Locate each line in the records containing "icon". Copy it.
[MATERIAL FOR THE TASK Boundary: Start]
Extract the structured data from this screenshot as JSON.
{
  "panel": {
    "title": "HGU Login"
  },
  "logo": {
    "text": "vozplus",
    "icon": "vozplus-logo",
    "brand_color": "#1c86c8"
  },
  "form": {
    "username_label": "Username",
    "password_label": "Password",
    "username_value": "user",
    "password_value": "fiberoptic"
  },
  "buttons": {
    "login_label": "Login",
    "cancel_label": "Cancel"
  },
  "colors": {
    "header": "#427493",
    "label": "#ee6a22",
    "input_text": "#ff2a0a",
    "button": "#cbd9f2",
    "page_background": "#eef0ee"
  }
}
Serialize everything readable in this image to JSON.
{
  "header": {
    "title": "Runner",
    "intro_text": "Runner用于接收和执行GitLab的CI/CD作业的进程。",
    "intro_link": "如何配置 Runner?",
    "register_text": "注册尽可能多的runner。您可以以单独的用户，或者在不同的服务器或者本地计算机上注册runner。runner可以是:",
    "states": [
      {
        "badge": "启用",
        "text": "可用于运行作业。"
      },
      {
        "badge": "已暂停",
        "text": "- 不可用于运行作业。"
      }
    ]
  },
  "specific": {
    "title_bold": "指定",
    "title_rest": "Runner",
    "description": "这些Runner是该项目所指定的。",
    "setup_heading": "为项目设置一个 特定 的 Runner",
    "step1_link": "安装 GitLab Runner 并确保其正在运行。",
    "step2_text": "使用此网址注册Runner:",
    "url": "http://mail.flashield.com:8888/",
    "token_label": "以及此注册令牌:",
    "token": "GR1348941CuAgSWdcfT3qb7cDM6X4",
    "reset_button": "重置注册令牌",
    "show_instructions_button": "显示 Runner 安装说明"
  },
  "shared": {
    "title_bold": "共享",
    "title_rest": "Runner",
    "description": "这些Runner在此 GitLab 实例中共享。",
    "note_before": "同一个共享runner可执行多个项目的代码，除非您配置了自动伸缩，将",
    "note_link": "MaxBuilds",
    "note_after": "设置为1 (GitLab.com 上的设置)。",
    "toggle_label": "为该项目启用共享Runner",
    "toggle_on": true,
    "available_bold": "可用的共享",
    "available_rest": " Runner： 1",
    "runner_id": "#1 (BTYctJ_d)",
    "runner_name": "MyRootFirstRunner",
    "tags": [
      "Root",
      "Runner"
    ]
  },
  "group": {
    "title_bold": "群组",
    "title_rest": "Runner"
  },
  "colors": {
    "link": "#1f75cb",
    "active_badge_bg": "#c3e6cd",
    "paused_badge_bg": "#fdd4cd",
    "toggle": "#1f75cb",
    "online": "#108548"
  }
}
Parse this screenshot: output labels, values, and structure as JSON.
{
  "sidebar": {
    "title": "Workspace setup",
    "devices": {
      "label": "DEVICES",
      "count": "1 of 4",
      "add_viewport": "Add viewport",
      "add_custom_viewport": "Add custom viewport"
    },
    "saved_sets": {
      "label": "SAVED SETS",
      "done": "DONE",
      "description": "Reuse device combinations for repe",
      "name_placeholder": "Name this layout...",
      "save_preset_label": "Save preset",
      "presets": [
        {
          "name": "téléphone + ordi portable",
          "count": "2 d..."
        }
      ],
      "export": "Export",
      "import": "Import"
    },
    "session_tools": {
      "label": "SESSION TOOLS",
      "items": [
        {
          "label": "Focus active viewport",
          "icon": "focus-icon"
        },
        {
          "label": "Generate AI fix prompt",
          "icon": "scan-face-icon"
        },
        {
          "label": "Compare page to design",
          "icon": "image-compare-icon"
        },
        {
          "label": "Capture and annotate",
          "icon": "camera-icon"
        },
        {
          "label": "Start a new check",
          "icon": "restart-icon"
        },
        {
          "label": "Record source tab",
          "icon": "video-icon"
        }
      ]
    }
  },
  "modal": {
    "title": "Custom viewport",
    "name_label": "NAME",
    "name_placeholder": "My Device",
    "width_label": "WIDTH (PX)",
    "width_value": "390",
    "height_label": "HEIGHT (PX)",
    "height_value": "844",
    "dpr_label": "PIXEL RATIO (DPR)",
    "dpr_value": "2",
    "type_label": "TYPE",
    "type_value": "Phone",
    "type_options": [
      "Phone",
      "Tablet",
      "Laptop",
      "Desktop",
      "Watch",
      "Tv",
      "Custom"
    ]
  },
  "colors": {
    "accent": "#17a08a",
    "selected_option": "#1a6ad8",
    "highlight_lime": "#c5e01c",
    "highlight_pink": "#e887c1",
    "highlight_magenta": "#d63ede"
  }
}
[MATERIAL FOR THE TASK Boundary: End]
- _ANSWER BELOW_
    "icon": "vozplus-logo",
          "icon": "focus-icon"
          "icon": "scan-face-icon"
          "icon": "image-compare-icon"
          "icon": "camera-icon"
          "icon": "restart-icon"
          "icon": "video-icon"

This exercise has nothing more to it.